My Grandmother set a lot of store by her plants. Cabbage was a big favorite of hers and she grew a lot of it. She made all kinds of delicious things with her cabbage and used it medicinally as well for stomach problems, spring tonics, growing pains and skin conditions.
Bridal Wreath bush (Vanhoutt spirea) was another plant she kept. She grew them from cuttings. When my Mother got her own home, Grandma planted a Bridal bush in the yard right away because she said it would help to keep my Mom’s marriage sweet. She planted a Rose of Sharon too, saying it brought the protection of a Mother’s love. A Lilac tree had to be just outside the back door of every home. I don’t know why. Could be, my Grandmother just liked Lilacs. She never cut them unless a big rain was on its way. Then she would gather as many as she could before they’d ‘rust’ and be ruined on the tree.

Cabbage Patch, Calendula & Diamataceous Earth

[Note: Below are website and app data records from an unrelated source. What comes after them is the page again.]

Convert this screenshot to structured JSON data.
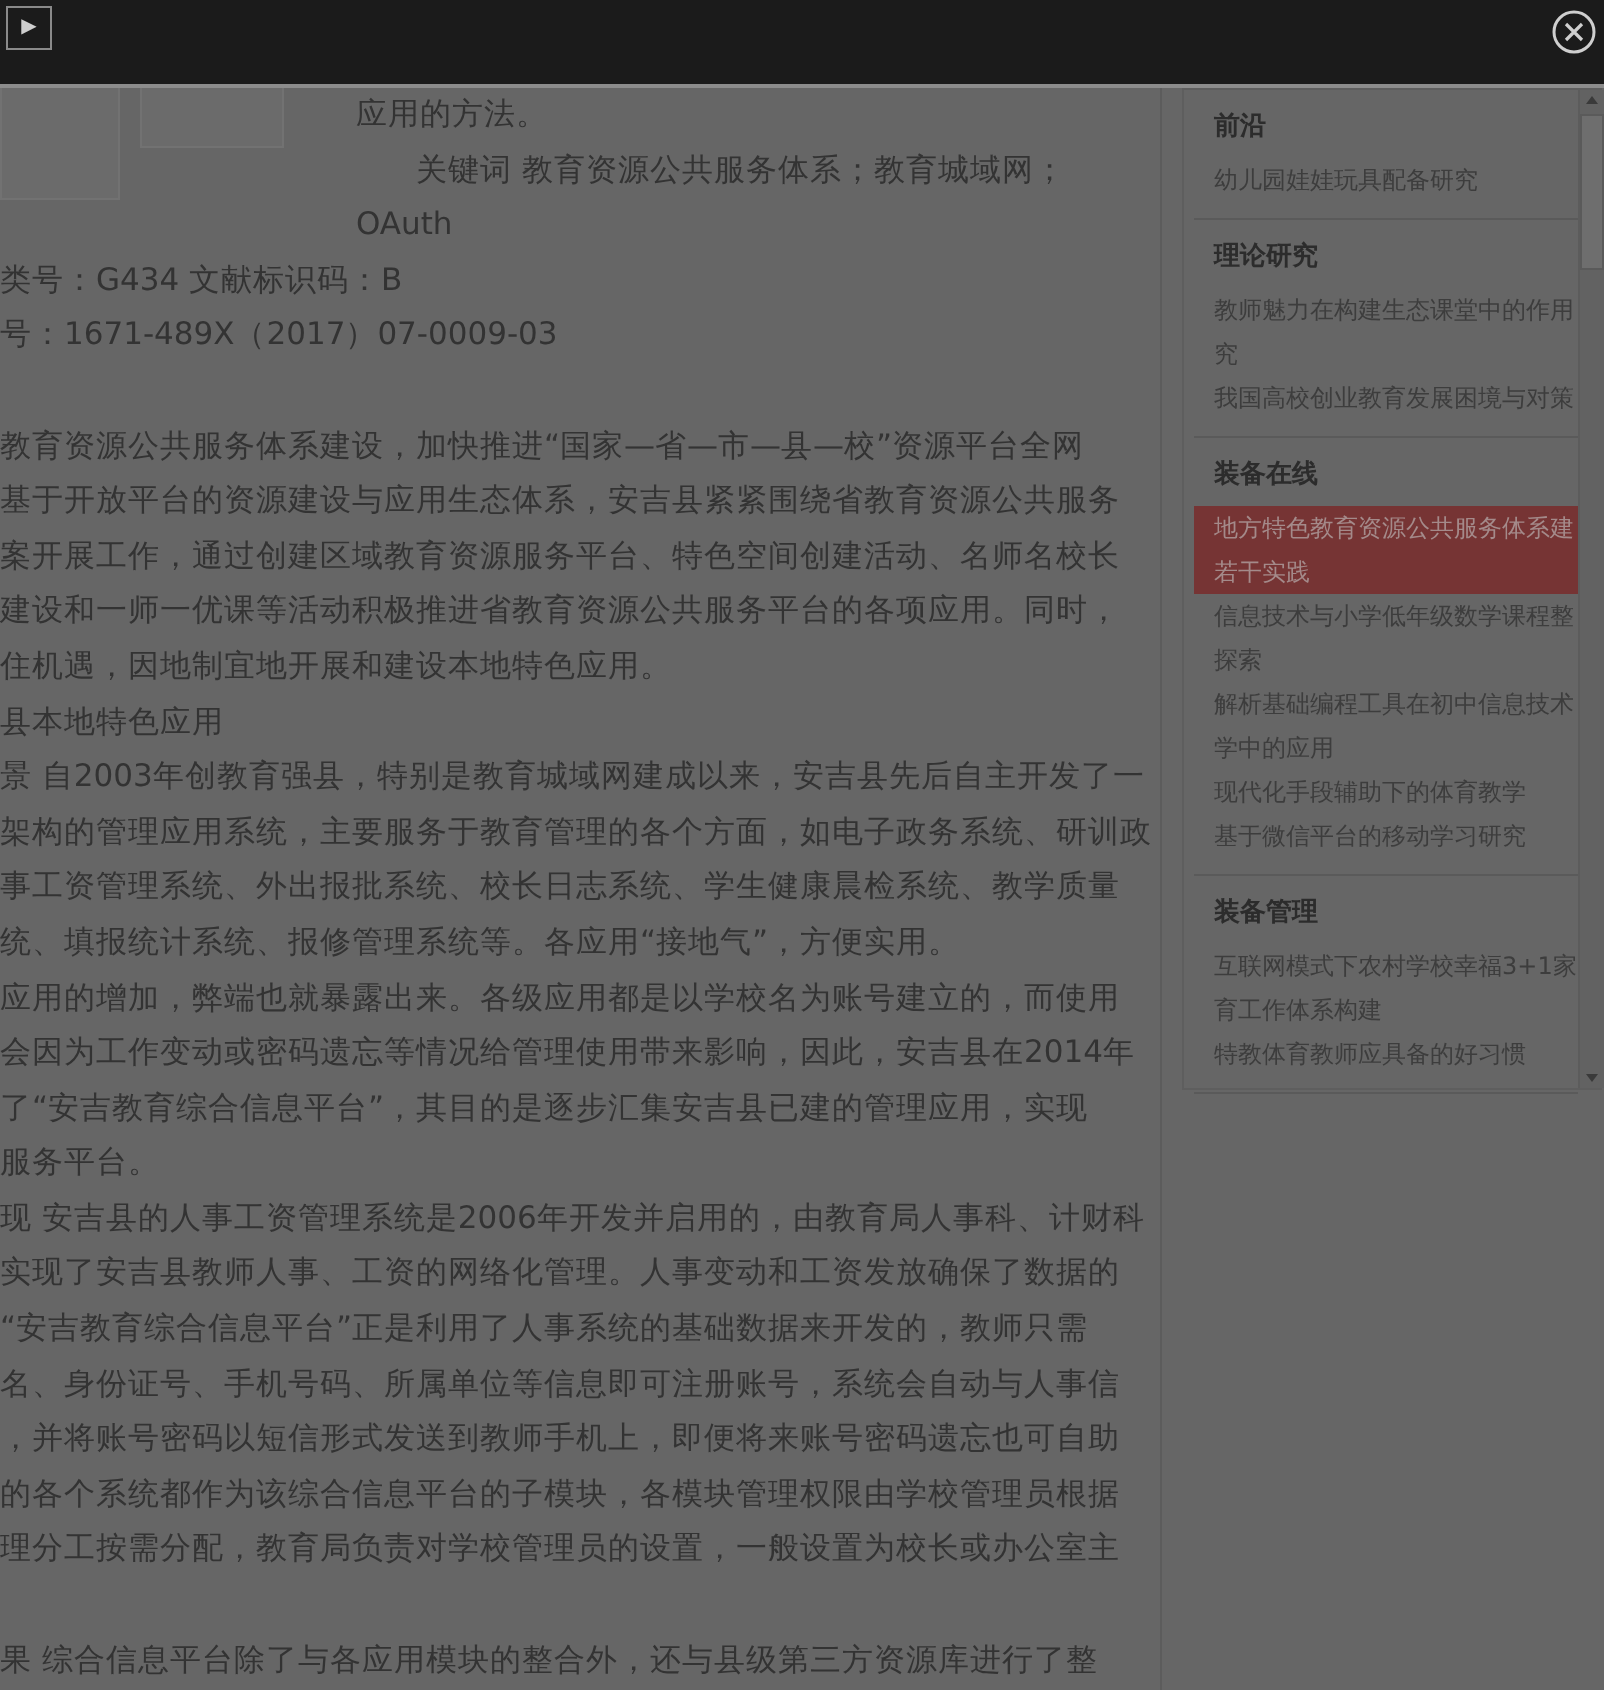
{
  "viewer_bar": {
    "play_label": "▶"
  },
  "article": {
    "abstract_lines": [
      {
        "kind": "text",
        "text": "应用的方法。"
      },
      {
        "kind": "keywords",
        "text": "关键词 教育资源公共服务体系；教育城域网；"
      },
      {
        "kind": "text",
        "text": "OAuth"
      }
    ],
    "meta_lines": [
      "类号：G434 文献标识码：B",
      "号：1671-489X（2017）07-0009-03"
    ],
    "blocks": [
      [
        "教育资源公共服务体系建设，加快推进“国家—省—市—县—校”资源平台全网",
        "基于开放平台的资源建设与应用生态体系，安吉县紧紧围绕省教育资源公共服务",
        "案开展工作，通过创建区域教育资源服务平台、特色空间创建活动、名师名校长",
        "建设和一师一优课等活动积极推进省教育资源公共服务平台的各项应用。同时，",
        "住机遇，因地制宜地开展和建设本地特色应用。",
        "县本地特色应用",
        "景 自2003年创教育强县，特别是教育城域网建成以来，安吉县先后自主开发了一",
        "架构的管理应用系统，主要服务于教育管理的各个方面，如电子政务系统、研训政",
        "事工资管理系统、外出报批系统、校长日志系统、学生健康晨检系统、教学质量",
        "统、填报统计系统、报修管理系统等。各应用“接地气”，方便实用。",
        "应用的增加，弊端也就暴露出来。各级应用都是以学校名为账号建立的，而使用",
        "会因为工作变动或密码遗忘等情况给管理使用带来影响，因此，安吉县在2014年",
        "了“安吉教育综合信息平台”，其目的是逐步汇集安吉县已建的管理应用，实现",
        "服务平台。",
        "现 安吉县的人事工资管理系统是2006年开发并启用的，由教育局人事科、计财科",
        "实现了安吉县教师人事、工资的网络化管理。人事变动和工资发放确保了数据的",
        "“安吉教育综合信息平台”正是利用了人事系统的基础数据来开发的，教师只需",
        "名、身份证号、手机号码、所属单位等信息即可注册账号，系统会自动与人事信",
        "，并将账号密码以短信形式发送到教师手机上，即便将来账号密码遗忘也可自助",
        "的各个系统都作为该综合信息平台的子模块，各模块管理权限由学校管理员根据",
        "理分工按需分配，教育局负责对学校管理员的设置，一般设置为校长或办公室主"
      ],
      [
        "果 综合信息平台除了与各应用模块的整合外，还与县级第三方资源库进行了整"
      ]
    ]
  },
  "sidebar": {
    "sections": [
      {
        "heading": "前沿",
        "items": [
          {
            "lines": [
              "幼儿园娃娃玩具配备研究"
            ],
            "selected": false
          }
        ]
      },
      {
        "heading": "理论研究",
        "items": [
          {
            "lines": [
              "教师魅力在构建生态课堂中的作用",
              "究"
            ],
            "selected": false
          },
          {
            "lines": [
              "我国高校创业教育发展困境与对策"
            ],
            "selected": false
          }
        ]
      },
      {
        "heading": "装备在线",
        "items": [
          {
            "lines": [
              "地方特色教育资源公共服务体系建",
              "若干实践"
            ],
            "selected": true
          },
          {
            "lines": [
              "信息技术与小学低年级数学课程整",
              "探索"
            ],
            "selected": false
          },
          {
            "lines": [
              "解析基础编程工具在初中信息技术",
              "学中的应用"
            ],
            "selected": false
          },
          {
            "lines": [
              "现代化手段辅助下的体育教学"
            ],
            "selected": false
          },
          {
            "lines": [
              "基于微信平台的移动学习研究"
            ],
            "selected": false
          }
        ]
      },
      {
        "heading": "装备管理",
        "items": [
          {
            "lines": [
              "互联网模式下农村学校幸福3+1家",
              "育工作体系构建"
            ],
            "selected": false
          },
          {
            "lines": [
              "特教体育教师应具备的好习惯"
            ],
            "selected": false
          }
        ]
      }
    ]
  }
}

I may have been a little over enthusiastic in sowing the seeds for my cabbage patch.  I have over 60 little plants.  Cabbage is great for saurkraut, of course,  and if you make your own you can add all sort of good things to it…carrots, kale, onions..even oranges.  Delicious!  I like to stir fry cabbage in coconut oil. It is  sweet, a little crunchy and doesn’t smell like sulfur when cooked this way.  Onions, fresh garlic and sea salt taste great with it.   Pea pods make a great addition too.

I have a lot of calendula started too.  Fresh calendula petals added to stir fries, salads..even fruit salads make things look pretty and add extra nutrition.  Dried petals retain their shape and color when added to glycerine soaps, vinegars and oils.  In the garden, they  are workhorses and make terrific companion plants.

I notice the fruit flies beginning to hover and multiply over my seedlings.  A little food grade Diamataceous earth sprinkled on the potting bench will take care of that problem in no time.  It’s non toxic and safe for pets.  Once it gets wet it is no longer effective. In the past, I’ve had issues with ants and japanese beetles in my old house.  Last year I sprinkled Diamataceous earth in all the windowsills, along the perimeters of the cellar and on top of the beams.  It really worked .

Speaking of Cabbage Patches and little sprouts…my daughter is having a baby!  The first grandchild!  I added the last stitch to this happy little quilt last night.